Data extracts below:

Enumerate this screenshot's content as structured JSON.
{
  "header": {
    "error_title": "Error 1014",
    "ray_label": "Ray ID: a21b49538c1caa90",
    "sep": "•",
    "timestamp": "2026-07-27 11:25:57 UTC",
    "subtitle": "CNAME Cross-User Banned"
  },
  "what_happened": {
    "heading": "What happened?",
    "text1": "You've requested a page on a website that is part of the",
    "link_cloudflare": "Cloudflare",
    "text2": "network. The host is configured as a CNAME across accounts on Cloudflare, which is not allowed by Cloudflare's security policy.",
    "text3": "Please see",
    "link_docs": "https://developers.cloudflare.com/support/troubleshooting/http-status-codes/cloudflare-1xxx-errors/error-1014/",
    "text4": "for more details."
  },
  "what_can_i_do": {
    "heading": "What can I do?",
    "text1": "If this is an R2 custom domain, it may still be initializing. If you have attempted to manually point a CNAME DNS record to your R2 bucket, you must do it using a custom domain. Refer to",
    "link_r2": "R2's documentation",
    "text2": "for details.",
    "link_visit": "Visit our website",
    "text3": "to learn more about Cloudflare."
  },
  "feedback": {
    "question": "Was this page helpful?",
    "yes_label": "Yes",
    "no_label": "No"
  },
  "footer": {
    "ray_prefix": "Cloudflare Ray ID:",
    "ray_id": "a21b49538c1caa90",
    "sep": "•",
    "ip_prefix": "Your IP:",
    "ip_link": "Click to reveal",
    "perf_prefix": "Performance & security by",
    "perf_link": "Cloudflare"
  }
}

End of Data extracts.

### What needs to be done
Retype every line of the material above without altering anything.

### Your solution
Enumerate this screenshot's content as structured JSON.
{
  "header": {
    "error_title": "Error 1014",
    "ray_label": "Ray ID: a21b49538c1caa90",
    "sep": "•",
    "timestamp": "2026-07-27 11:25:57 UTC",
    "subtitle": "CNAME Cross-User Banned"
  },
  "what_happened": {
    "heading": "What happened?",
    "text1": "You've requested a page on a website that is part of the",
    "link_cloudflare": "Cloudflare",
    "text2": "network. The host is configured as a CNAME across accounts on Cloudflare, which is not allowed by Cloudflare's security policy.",
    "text3": "Please see",
    "link_docs": "https://developers.cloudflare.com/support/troubleshooting/http-status-codes/cloudflare-1xxx-errors/error-1014/",
    "text4": "for more details."
  },
  "what_can_i_do": {
    "heading": "What can I do?",
    "text1": "If this is an R2 custom domain, it may still be initializing. If you have attempted to manually point a CNAME DNS record to your R2 bucket, you must do it using a custom domain. Refer to",
    "link_r2": "R2's documentation",
    "text2": "for details.",
    "link_visit": "Visit our website",
    "text3": "to learn more about Cloudflare."
  },
  "feedback": {
    "question": "Was this page helpful?",
    "yes_label": "Yes",
    "no_label": "No"
  },
  "footer": {
    "ray_prefix": "Cloudflare Ray ID:",
    "ray_id": "a21b49538c1caa90",
    "sep": "•",
    "ip_prefix": "Your IP:",
    "ip_link": "Click to reveal",
    "perf_prefix": "Performance & security by",
    "perf_link": "Cloudflare"
  }
}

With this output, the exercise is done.